REQUIREMENT →
Which lines in the data below contain the word "annotation"? Copy each of them.

(Collected data entries)
↓↓↓
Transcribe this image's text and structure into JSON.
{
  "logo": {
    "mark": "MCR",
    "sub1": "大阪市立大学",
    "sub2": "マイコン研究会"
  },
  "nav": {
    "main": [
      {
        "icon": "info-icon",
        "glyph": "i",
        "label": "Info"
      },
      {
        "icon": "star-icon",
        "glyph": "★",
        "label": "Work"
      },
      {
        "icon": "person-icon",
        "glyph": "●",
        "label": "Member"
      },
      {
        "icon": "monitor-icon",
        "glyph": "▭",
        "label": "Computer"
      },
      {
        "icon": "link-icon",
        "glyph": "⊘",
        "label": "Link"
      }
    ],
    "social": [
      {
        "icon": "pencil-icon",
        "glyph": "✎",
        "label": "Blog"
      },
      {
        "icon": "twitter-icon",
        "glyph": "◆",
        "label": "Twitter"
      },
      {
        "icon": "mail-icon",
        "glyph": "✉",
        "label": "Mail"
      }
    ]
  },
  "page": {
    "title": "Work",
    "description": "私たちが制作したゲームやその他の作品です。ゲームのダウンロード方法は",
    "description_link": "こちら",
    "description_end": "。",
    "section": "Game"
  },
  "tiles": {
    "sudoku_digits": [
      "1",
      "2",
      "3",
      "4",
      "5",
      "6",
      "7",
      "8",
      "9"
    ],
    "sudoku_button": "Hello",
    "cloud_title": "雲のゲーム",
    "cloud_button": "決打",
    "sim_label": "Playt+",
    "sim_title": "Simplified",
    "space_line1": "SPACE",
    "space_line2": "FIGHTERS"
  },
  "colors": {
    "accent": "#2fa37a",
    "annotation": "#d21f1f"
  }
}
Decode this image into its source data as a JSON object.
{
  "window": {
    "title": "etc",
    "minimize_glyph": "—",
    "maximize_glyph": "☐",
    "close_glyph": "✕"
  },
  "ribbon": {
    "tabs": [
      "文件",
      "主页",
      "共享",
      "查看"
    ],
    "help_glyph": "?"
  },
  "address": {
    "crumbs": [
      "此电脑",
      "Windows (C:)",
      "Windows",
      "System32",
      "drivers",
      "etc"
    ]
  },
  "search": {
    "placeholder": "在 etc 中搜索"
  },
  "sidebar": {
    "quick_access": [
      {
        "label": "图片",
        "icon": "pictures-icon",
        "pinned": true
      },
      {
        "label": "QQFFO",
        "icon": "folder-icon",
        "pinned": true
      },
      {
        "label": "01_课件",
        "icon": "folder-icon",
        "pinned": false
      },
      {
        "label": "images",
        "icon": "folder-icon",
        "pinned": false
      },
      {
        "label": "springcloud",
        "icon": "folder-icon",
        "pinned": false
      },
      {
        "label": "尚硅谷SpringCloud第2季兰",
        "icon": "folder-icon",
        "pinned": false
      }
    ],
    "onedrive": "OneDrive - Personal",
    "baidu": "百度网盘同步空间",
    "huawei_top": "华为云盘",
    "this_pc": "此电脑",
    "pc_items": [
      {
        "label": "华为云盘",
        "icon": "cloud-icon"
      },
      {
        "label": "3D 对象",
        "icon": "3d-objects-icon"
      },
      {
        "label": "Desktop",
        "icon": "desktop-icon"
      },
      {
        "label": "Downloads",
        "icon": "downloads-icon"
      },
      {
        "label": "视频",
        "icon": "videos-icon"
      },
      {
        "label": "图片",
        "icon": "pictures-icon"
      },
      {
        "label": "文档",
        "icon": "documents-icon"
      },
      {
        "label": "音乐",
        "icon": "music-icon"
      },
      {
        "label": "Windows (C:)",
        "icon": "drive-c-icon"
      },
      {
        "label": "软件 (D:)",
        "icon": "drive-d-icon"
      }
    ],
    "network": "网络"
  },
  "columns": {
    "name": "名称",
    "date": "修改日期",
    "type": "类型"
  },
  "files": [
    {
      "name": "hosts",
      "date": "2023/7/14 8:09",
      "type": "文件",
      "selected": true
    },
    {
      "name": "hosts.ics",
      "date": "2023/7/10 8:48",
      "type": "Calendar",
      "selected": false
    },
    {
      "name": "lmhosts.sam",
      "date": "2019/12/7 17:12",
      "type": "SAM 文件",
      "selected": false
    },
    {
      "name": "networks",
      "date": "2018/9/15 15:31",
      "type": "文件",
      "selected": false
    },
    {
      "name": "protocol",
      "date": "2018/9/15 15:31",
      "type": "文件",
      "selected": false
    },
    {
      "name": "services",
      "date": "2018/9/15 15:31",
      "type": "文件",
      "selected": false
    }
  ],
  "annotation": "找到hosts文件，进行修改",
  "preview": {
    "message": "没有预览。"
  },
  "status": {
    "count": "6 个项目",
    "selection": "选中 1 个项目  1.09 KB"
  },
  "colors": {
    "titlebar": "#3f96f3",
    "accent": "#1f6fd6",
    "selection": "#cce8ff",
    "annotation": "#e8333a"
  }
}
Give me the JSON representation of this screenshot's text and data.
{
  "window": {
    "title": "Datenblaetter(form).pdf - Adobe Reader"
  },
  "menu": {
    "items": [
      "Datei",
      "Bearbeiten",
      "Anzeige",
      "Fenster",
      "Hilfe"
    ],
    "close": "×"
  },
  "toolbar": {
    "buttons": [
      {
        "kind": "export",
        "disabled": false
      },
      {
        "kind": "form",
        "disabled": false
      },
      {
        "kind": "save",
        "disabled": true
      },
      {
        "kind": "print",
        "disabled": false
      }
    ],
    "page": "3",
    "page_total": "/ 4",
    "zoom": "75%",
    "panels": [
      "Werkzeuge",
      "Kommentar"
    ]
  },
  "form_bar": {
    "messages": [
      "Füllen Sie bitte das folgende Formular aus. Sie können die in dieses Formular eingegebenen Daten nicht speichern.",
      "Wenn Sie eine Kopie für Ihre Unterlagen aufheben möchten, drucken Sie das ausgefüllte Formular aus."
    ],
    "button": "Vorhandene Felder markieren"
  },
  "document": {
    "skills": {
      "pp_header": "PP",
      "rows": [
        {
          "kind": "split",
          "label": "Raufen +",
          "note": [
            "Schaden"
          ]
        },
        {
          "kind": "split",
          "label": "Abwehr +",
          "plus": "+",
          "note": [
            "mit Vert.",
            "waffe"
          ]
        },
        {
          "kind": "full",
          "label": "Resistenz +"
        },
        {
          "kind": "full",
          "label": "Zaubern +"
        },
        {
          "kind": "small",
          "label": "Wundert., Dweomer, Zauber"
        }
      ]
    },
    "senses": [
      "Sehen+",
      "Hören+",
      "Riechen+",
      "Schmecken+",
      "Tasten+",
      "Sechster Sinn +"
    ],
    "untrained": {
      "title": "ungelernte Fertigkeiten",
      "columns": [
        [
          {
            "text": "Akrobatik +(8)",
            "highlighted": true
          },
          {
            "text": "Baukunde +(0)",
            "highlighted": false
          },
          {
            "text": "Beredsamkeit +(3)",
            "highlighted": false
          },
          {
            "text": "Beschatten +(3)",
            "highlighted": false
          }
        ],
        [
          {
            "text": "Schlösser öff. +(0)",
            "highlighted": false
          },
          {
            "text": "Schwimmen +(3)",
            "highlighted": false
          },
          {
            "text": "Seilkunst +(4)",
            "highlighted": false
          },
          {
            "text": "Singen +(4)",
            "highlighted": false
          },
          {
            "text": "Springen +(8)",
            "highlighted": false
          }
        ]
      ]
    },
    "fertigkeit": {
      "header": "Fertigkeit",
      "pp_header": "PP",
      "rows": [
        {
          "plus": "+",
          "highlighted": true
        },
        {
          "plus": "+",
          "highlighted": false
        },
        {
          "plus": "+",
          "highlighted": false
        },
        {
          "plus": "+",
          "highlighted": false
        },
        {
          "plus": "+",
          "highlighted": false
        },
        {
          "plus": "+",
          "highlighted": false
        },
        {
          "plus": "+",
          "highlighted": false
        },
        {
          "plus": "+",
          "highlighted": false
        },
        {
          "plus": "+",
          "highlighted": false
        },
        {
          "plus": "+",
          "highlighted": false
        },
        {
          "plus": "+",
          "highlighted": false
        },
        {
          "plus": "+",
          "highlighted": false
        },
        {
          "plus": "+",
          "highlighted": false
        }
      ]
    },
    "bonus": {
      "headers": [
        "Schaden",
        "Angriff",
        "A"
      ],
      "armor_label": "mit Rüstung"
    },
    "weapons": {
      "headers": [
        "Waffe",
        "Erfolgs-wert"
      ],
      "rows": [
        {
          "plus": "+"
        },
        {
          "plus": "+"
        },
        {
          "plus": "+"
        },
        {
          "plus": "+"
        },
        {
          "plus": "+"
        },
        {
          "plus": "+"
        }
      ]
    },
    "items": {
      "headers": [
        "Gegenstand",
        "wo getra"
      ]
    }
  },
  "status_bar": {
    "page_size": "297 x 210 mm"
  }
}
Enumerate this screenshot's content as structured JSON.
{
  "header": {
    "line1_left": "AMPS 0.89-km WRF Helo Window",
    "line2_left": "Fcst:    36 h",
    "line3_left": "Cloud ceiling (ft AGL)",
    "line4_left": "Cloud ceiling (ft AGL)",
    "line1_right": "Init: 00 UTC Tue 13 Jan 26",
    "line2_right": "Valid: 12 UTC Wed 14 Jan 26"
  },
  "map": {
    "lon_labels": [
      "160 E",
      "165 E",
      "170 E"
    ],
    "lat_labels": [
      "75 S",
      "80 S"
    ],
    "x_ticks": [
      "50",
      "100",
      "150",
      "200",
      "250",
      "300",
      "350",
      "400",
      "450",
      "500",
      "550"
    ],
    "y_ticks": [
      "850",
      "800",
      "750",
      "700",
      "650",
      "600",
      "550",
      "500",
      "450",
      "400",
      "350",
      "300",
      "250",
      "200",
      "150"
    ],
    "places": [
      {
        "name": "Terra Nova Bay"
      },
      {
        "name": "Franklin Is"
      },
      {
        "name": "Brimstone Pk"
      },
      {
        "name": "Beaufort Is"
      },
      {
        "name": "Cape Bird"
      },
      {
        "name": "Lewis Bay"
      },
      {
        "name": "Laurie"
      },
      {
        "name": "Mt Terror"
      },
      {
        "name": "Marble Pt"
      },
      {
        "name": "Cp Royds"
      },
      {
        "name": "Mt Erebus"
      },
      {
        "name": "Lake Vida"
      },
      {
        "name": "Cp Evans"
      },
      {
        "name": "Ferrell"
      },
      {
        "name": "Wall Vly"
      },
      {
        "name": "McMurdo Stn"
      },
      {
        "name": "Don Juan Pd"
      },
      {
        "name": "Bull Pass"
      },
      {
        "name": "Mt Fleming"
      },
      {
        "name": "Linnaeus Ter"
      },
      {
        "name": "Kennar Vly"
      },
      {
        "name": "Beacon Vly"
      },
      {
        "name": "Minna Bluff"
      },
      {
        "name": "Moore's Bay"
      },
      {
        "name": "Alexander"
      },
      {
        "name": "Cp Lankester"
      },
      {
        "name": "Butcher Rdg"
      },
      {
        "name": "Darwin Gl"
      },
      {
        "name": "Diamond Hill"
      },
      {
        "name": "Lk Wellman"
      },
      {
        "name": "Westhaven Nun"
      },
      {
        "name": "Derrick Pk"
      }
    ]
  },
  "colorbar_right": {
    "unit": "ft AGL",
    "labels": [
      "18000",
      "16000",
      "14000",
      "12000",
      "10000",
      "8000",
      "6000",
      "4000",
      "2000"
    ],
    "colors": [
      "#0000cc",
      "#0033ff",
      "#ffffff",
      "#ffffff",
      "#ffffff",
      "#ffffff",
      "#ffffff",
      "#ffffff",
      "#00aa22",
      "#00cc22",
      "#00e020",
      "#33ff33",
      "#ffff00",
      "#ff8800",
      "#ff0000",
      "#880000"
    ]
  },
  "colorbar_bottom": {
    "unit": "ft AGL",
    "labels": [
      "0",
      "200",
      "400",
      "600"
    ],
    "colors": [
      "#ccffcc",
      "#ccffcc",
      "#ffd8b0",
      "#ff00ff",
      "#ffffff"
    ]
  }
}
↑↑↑
RESPONSE BOX →
    "annotation": "#d21f1f"
  "annotation": "找到hosts文件，进行修改",
    "annotation": "#e8333a"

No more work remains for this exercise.